Action item:
Word for word, reproduce all of the entries shown below.

--

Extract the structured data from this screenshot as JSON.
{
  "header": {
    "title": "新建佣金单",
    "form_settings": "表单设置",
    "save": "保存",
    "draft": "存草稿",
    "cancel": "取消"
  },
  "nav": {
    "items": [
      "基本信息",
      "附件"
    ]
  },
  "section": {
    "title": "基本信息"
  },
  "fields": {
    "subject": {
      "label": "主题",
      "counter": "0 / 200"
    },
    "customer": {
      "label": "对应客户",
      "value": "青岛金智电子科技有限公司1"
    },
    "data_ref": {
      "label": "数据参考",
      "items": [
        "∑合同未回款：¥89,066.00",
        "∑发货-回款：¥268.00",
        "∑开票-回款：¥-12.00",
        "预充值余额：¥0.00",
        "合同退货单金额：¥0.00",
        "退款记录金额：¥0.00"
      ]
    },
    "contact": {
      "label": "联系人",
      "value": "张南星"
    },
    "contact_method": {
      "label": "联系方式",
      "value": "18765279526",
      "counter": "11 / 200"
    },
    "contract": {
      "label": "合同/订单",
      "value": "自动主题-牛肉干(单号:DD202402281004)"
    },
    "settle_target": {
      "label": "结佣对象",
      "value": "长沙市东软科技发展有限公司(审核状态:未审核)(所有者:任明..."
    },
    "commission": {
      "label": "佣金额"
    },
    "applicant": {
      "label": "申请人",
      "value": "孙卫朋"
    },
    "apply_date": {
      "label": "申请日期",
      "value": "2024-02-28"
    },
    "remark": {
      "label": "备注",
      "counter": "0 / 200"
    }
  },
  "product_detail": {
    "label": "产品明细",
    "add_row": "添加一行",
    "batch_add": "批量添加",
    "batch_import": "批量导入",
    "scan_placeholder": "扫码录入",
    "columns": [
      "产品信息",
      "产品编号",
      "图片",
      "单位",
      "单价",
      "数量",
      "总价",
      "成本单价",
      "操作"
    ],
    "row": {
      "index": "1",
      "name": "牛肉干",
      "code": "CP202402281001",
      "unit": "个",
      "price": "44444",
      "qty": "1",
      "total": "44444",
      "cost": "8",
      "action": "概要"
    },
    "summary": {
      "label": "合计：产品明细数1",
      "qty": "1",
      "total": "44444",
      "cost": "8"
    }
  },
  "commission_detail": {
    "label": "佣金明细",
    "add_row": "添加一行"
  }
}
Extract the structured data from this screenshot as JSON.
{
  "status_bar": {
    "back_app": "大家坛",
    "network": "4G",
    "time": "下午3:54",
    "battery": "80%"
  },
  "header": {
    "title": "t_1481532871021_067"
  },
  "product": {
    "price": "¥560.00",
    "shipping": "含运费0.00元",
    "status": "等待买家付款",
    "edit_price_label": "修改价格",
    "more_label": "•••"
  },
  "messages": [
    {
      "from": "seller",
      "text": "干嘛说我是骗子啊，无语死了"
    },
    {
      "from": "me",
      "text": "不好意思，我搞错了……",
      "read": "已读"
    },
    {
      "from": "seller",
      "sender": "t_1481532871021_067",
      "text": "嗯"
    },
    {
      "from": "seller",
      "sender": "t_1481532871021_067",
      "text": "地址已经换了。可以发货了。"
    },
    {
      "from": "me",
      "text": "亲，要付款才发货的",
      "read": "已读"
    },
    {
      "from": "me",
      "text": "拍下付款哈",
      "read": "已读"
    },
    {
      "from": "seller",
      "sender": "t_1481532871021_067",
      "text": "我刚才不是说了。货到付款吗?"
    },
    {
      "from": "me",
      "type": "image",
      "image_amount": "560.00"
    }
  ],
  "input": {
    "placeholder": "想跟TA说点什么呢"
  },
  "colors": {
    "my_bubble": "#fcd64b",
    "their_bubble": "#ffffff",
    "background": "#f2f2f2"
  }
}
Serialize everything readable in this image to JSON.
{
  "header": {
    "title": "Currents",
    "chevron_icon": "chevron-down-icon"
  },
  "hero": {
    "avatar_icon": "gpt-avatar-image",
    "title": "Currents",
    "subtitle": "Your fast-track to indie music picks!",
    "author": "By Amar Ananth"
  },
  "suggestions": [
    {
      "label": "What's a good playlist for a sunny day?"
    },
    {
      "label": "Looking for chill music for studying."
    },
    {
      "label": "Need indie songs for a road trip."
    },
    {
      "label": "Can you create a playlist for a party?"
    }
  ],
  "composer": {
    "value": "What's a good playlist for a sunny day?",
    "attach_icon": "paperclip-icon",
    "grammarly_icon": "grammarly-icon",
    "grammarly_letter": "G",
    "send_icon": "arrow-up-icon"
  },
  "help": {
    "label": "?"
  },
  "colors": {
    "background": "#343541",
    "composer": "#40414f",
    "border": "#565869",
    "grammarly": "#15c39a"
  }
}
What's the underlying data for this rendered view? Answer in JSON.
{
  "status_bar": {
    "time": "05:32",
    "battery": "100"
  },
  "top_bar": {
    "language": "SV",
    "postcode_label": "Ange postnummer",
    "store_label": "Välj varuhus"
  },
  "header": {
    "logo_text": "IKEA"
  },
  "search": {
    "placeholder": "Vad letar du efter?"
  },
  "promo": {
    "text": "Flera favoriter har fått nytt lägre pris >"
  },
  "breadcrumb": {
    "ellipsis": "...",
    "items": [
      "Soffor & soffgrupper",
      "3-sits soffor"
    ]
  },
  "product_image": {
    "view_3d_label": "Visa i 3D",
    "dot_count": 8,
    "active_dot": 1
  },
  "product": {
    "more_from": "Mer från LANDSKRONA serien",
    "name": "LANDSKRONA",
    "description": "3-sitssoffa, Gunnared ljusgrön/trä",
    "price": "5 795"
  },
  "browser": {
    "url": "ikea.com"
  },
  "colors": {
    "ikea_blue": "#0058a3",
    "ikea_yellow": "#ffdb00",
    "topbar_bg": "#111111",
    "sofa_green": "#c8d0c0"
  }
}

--

Result:
Extract the structured data from this screenshot as JSON.
{
  "header": {
    "title": "新建佣金单",
    "form_settings": "表单设置",
    "save": "保存",
    "draft": "存草稿",
    "cancel": "取消"
  },
  "nav": {
    "items": [
      "基本信息",
      "附件"
    ]
  },
  "section": {
    "title": "基本信息"
  },
  "fields": {
    "subject": {
      "label": "主题",
      "counter": "0 / 200"
    },
    "customer": {
      "label": "对应客户",
      "value": "青岛金智电子科技有限公司1"
    },
    "data_ref": {
      "label": "数据参考",
      "items": [
        "∑合同未回款：¥89,066.00",
        "∑发货-回款：¥268.00",
        "∑开票-回款：¥-12.00",
        "预充值余额：¥0.00",
        "合同退货单金额：¥0.00",
        "退款记录金额：¥0.00"
      ]
    },
    "contact": {
      "label": "联系人",
      "value": "张南星"
    },
    "contact_method": {
      "label": "联系方式",
      "value": "18765279526",
      "counter": "11 / 200"
    },
    "contract": {
      "label": "合同/订单",
      "value": "自动主题-牛肉干(单号:DD202402281004)"
    },
    "settle_target": {
      "label": "结佣对象",
      "value": "长沙市东软科技发展有限公司(审核状态:未审核)(所有者:任明..."
    },
    "commission": {
      "label": "佣金额"
    },
    "applicant": {
      "label": "申请人",
      "value": "孙卫朋"
    },
    "apply_date": {
      "label": "申请日期",
      "value": "2024-02-28"
    },
    "remark": {
      "label": "备注",
      "counter": "0 / 200"
    }
  },
  "product_detail": {
    "label": "产品明细",
    "add_row": "添加一行",
    "batch_add": "批量添加",
    "batch_import": "批量导入",
    "scan_placeholder": "扫码录入",
    "columns": [
      "产品信息",
      "产品编号",
      "图片",
      "单位",
      "单价",
      "数量",
      "总价",
      "成本单价",
      "操作"
    ],
    "row": {
      "index": "1",
      "name": "牛肉干",
      "code": "CP202402281001",
      "unit": "个",
      "price": "44444",
      "qty": "1",
      "total": "44444",
      "cost": "8",
      "action": "概要"
    },
    "summary": {
      "label": "合计：产品明细数1",
      "qty": "1",
      "total": "44444",
      "cost": "8"
    }
  },
  "commission_detail": {
    "label": "佣金明细",
    "add_row": "添加一行"
  }
}
Extract the structured data from this screenshot as JSON.
{
  "status_bar": {
    "back_app": "大家坛",
    "network": "4G",
    "time": "下午3:54",
    "battery": "80%"
  },
  "header": {
    "title": "t_1481532871021_067"
  },
  "product": {
    "price": "¥560.00",
    "shipping": "含运费0.00元",
    "status": "等待买家付款",
    "edit_price_label": "修改价格",
    "more_label": "•••"
  },
  "messages": [
    {
      "from": "seller",
      "text": "干嘛说我是骗子啊，无语死了"
    },
    {
      "from": "me",
      "text": "不好意思，我搞错了……",
      "read": "已读"
    },
    {
      "from": "seller",
      "sender": "t_1481532871021_067",
      "text": "嗯"
    },
    {
      "from": "seller",
      "sender": "t_1481532871021_067",
      "text": "地址已经换了。可以发货了。"
    },
    {
      "from": "me",
      "text": "亲，要付款才发货的",
      "read": "已读"
    },
    {
      "from": "me",
      "text": "拍下付款哈",
      "read": "已读"
    },
    {
      "from": "seller",
      "sender": "t_1481532871021_067",
      "text": "我刚才不是说了。货到付款吗?"
    },
    {
      "from": "me",
      "type": "image",
      "image_amount": "560.00"
    }
  ],
  "input": {
    "placeholder": "想跟TA说点什么呢"
  },
  "colors": {
    "my_bubble": "#fcd64b",
    "their_bubble": "#ffffff",
    "background": "#f2f2f2"
  }
}
Serialize everything readable in this image to JSON.
{
  "header": {
    "title": "Currents",
    "chevron_icon": "chevron-down-icon"
  },
  "hero": {
    "avatar_icon": "gpt-avatar-image",
    "title": "Currents",
    "subtitle": "Your fast-track to indie music picks!",
    "author": "By Amar Ananth"
  },
  "suggestions": [
    {
      "label": "What's a good playlist for a sunny day?"
    },
    {
      "label": "Looking for chill music for studying."
    },
    {
      "label": "Need indie songs for a road trip."
    },
    {
      "label": "Can you create a playlist for a party?"
    }
  ],
  "composer": {
    "value": "What's a good playlist for a sunny day?",
    "attach_icon": "paperclip-icon",
    "grammarly_icon": "grammarly-icon",
    "grammarly_letter": "G",
    "send_icon": "arrow-up-icon"
  },
  "help": {
    "label": "?"
  },
  "colors": {
    "background": "#343541",
    "composer": "#40414f",
    "border": "#565869",
    "grammarly": "#15c39a"
  }
}
What's the underlying data for this rendered view? Answer in JSON.
{
  "status_bar": {
    "time": "05:32",
    "battery": "100"
  },
  "top_bar": {
    "language": "SV",
    "postcode_label": "Ange postnummer",
    "store_label": "Välj varuhus"
  },
  "header": {
    "logo_text": "IKEA"
  },
  "search": {
    "placeholder": "Vad letar du efter?"
  },
  "promo": {
    "text": "Flera favoriter har fått nytt lägre pris >"
  },
  "breadcrumb": {
    "ellipsis": "...",
    "items": [
      "Soffor & soffgrupper",
      "3-sits soffor"
    ]
  },
  "product_image": {
    "view_3d_label": "Visa i 3D",
    "dot_count": 8,
    "active_dot": 1
  },
  "product": {
    "more_from": "Mer från LANDSKRONA serien",
    "name": "LANDSKRONA",
    "description": "3-sitssoffa, Gunnared ljusgrön/trä",
    "price": "5 795"
  },
  "browser": {
    "url": "ikea.com"
  },
  "colors": {
    "ikea_blue": "#0058a3",
    "ikea_yellow": "#ffdb00",
    "topbar_bg": "#111111",
    "sofa_green": "#c8d0c0"
  }
}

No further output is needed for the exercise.